I recently came across an interesting blog post simply titled; Church Planting is Dead! I don’t know Kevin or anything beyond his bio, but he’s got some good points in the discussion on the ever changing face of church planting and kingdom expansion. I’ve done some time in the trenches of church planting so naturally I believe this subject should be a huge priority. Even in the established ministry here at The Crossings I’ve begun to lay the initial ground work for sending out planters and daughter churches. It’s a big deal.
In the post the Kevin notes various changes like the present phenomena of launching multiple campuses or sites by mega-churches opposed to planting autonomous churches. That subject is indeed another debate for another time. Here however, Kevin focused on individual people rather than on methods. His point being, in one sense, that every Christ follower can be involved in church planting. I agree with that assessment and would take the thought one step further. The key to really ushering in church multiplication and kingdom expansion is just going back to serious discipleship and not more machinery.

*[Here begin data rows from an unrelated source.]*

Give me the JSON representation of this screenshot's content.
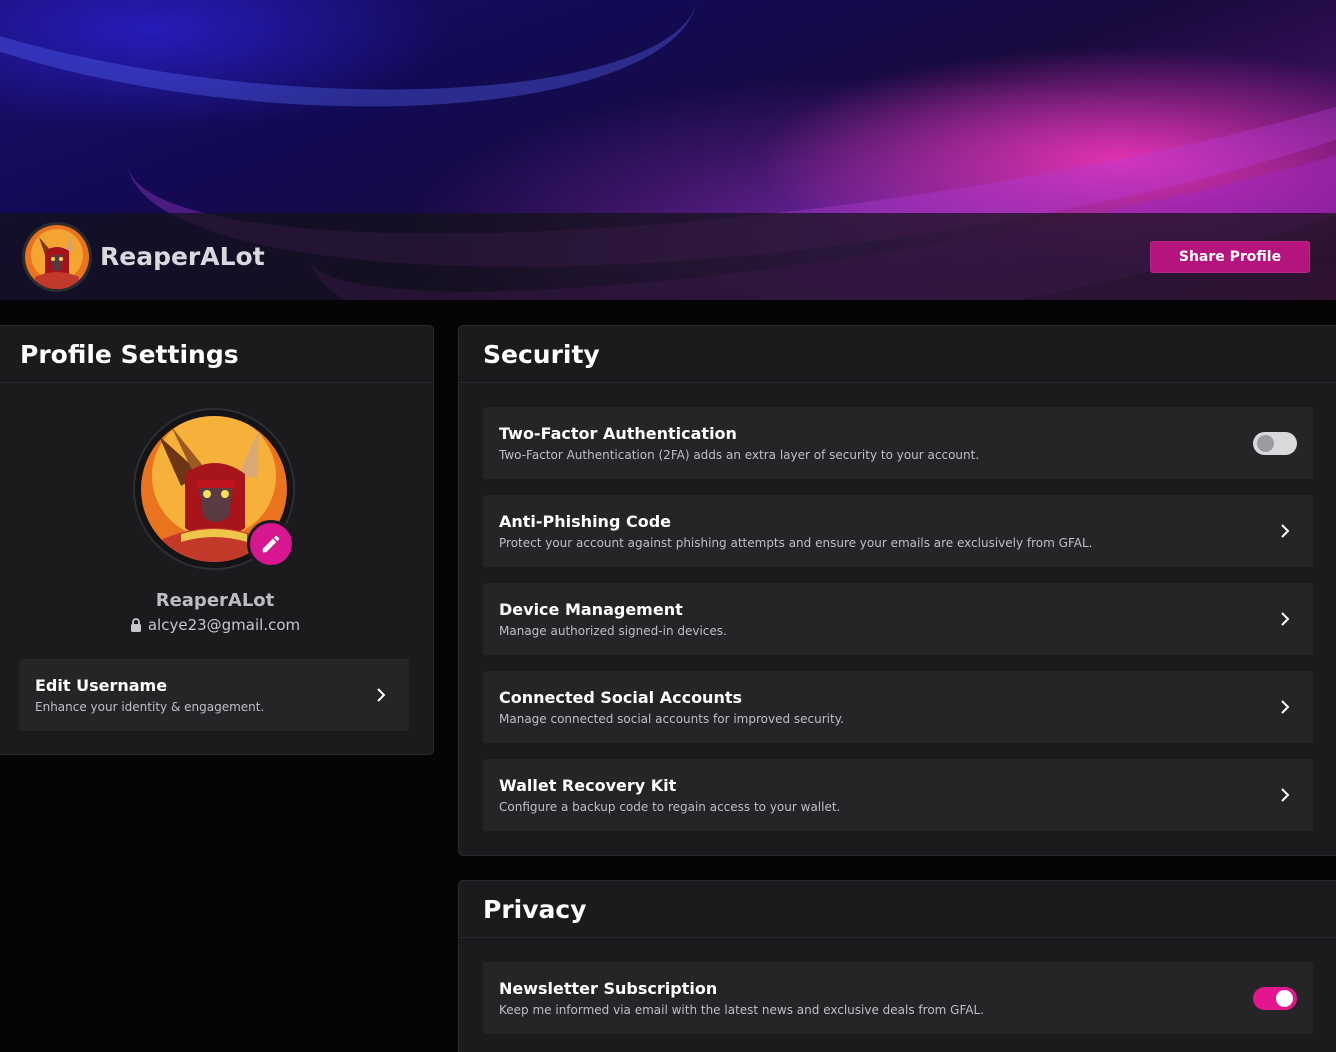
{
  "header": {
    "username": "ReaperALot",
    "share_label": "Share Profile"
  },
  "profile_settings": {
    "title": "Profile Settings",
    "username": "ReaperALot",
    "email": "alcye23@gmail.com",
    "edit_username": {
      "title": "Edit Username",
      "description": "Enhance your identity & engagement."
    }
  },
  "security": {
    "title": "Security",
    "items": [
      {
        "title": "Two-Factor Authentication",
        "description": "Two-Factor Authentication (2FA) adds an extra layer of security to your account.",
        "control": "toggle",
        "enabled": false
      },
      {
        "title": "Anti-Phishing Code",
        "description": "Protect your account against phishing attempts and ensure your emails are exclusively from GFAL.",
        "control": "chevron"
      },
      {
        "title": "Device Management",
        "description": "Manage authorized signed-in devices.",
        "control": "chevron"
      },
      {
        "title": "Connected Social Accounts",
        "description": "Manage connected social accounts for improved security.",
        "control": "chevron"
      },
      {
        "title": "Wallet Recovery Kit",
        "description": "Configure a backup code to regain access to your wallet.",
        "control": "chevron"
      }
    ]
  },
  "privacy": {
    "title": "Privacy",
    "items": [
      {
        "title": "Newsletter Subscription",
        "description": "Keep me informed via email with the latest news and exclusive deals from GFAL.",
        "control": "toggle",
        "enabled": true
      }
    ]
  },
  "colors": {
    "accent": "#d6178f",
    "button": "#b5137e",
    "card_bg": "#1b1b1e",
    "row_bg": "#252528",
    "page_bg": "#050505"
  },
  "icons": {
    "avatar": "demon-warrior-avatar",
    "edit": "pencil-icon",
    "lock": "lock-icon",
    "chevron": "chevron-right-icon"
  }
}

Back in 2008 a great preacher from Nor Cal introduced me to Matt Harding dancing around the globe and I loved the clip from the get-go. It was a reminder to me of how big and beautiful God’s creation is as seen through diversity and nature. Even now it reminds me of Revelation 7 where the apostle Paul spoke of the future and fulfilled Kingdom where a “great multitude that no one could count, from every nation, tribe, people and language, was standing before the throne and in front of the Lamb.” Today while doing some research I saw that Matt created a new clip for 2012 and I was just as pleased. While I like the music better in the 2008 video, it was cool to see places like Moscow, Helsinki, Manchester, and other spots around the US and the greater globe where I’ve been. Either way, the picture is the same. An awesome God, who created a colorful globe, filled with majestic people, and a profound message of divine love to take be taken to the world over. My, what a wondrous world we live in.
PS, if you could visit any of these places, where would you go and why?